Page and application data records
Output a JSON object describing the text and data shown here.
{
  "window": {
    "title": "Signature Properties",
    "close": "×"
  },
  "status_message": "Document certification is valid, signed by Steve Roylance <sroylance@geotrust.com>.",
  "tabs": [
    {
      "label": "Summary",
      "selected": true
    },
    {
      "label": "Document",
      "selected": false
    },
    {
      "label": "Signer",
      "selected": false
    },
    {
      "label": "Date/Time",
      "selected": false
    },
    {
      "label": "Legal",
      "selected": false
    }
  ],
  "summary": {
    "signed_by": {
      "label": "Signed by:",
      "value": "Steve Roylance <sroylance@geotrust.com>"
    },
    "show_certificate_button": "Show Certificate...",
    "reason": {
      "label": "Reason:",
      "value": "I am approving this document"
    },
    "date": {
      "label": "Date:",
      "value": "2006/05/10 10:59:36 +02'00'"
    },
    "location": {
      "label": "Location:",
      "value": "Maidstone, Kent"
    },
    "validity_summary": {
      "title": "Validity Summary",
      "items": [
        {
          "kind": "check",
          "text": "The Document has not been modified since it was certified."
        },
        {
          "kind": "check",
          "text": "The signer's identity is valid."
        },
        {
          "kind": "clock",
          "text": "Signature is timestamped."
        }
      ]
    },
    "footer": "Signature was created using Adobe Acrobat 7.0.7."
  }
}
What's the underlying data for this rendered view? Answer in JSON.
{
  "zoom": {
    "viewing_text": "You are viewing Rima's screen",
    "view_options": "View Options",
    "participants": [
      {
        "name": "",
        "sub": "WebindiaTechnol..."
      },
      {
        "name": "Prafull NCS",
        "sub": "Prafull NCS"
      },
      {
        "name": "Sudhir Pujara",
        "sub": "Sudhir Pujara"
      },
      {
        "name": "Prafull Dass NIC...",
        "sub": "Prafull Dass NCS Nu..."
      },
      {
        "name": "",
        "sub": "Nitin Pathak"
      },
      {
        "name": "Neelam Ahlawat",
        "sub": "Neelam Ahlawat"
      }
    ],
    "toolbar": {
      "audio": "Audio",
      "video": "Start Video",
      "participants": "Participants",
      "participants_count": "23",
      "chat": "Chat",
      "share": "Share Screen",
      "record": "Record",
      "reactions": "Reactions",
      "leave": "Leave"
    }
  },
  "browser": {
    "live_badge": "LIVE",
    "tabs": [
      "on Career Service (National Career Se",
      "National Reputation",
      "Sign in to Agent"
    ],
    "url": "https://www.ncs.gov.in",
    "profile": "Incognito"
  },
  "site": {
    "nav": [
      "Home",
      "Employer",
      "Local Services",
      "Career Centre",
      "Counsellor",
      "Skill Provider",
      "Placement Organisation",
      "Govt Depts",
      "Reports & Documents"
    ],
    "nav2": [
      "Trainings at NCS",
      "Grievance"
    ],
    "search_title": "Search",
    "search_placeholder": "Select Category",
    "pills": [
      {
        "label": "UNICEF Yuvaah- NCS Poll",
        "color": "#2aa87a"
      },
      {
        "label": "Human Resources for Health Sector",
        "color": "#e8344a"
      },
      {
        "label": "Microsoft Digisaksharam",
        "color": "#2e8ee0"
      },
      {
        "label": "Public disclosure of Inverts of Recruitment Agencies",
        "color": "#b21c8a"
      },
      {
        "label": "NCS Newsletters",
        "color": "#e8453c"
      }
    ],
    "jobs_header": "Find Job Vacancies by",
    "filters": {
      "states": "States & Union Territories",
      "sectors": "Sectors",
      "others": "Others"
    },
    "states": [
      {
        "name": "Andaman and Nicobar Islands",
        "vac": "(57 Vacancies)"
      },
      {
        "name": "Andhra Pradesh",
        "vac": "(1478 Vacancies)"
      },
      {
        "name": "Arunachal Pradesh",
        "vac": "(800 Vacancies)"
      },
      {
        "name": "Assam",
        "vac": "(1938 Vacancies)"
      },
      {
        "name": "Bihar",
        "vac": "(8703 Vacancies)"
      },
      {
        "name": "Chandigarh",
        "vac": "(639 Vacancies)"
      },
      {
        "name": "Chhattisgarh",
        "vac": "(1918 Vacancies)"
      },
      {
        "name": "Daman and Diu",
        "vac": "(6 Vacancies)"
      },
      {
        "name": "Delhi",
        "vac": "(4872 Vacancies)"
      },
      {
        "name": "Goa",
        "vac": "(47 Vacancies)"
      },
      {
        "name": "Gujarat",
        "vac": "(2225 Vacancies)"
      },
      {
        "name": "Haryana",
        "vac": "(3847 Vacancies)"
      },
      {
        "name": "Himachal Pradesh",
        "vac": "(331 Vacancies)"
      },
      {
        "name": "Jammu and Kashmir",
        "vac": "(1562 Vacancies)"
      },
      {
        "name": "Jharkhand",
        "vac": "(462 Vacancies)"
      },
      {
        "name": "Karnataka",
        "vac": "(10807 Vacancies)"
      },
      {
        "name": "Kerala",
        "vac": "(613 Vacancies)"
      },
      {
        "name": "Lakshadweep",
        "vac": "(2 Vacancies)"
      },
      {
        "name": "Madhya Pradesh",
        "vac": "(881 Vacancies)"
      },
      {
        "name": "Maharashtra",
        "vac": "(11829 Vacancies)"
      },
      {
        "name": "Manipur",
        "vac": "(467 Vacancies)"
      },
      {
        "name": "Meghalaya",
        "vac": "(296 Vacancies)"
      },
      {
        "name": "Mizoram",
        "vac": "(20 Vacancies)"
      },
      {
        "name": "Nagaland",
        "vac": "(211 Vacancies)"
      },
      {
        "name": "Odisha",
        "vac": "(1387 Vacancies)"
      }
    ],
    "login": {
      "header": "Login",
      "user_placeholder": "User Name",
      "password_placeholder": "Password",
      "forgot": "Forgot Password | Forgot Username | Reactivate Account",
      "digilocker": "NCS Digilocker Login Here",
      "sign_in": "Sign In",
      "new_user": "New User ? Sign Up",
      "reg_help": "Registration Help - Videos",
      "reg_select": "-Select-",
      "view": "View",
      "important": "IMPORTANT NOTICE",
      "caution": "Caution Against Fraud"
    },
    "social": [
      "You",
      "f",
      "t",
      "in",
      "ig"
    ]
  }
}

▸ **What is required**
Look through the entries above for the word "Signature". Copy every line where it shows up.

▸ **Answer area**
    "title": "Signature Properties",
          "text": "Signature is timestamped."
    "footer": "Signature was created using Adobe Acrobat 7.0.7."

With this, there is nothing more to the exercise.